The Packer critique is, essentially, that the film presents itself as revealing the truth about Snowden, but suppresses things that the filmmaker knows, but that she doesn't show us.
I am most interested not in how fully revelatory the film is about how and why Snowden made his disclosures, but in the disclosures themselves.
In a society based on citizen self-government, the citizens must know the facts (ALL the facts), or they can't properly provide the direction to their government that democracy demands.
According to Packer, Snowden began with a preoccupation about personal privacy, but ended up with efforts to destroy governmental secrecy.
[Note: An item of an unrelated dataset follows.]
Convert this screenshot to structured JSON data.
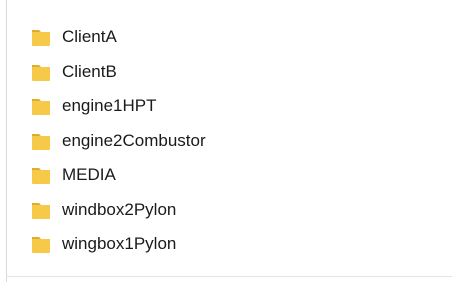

No "privacy" rights for government, in other words.
That's what I think.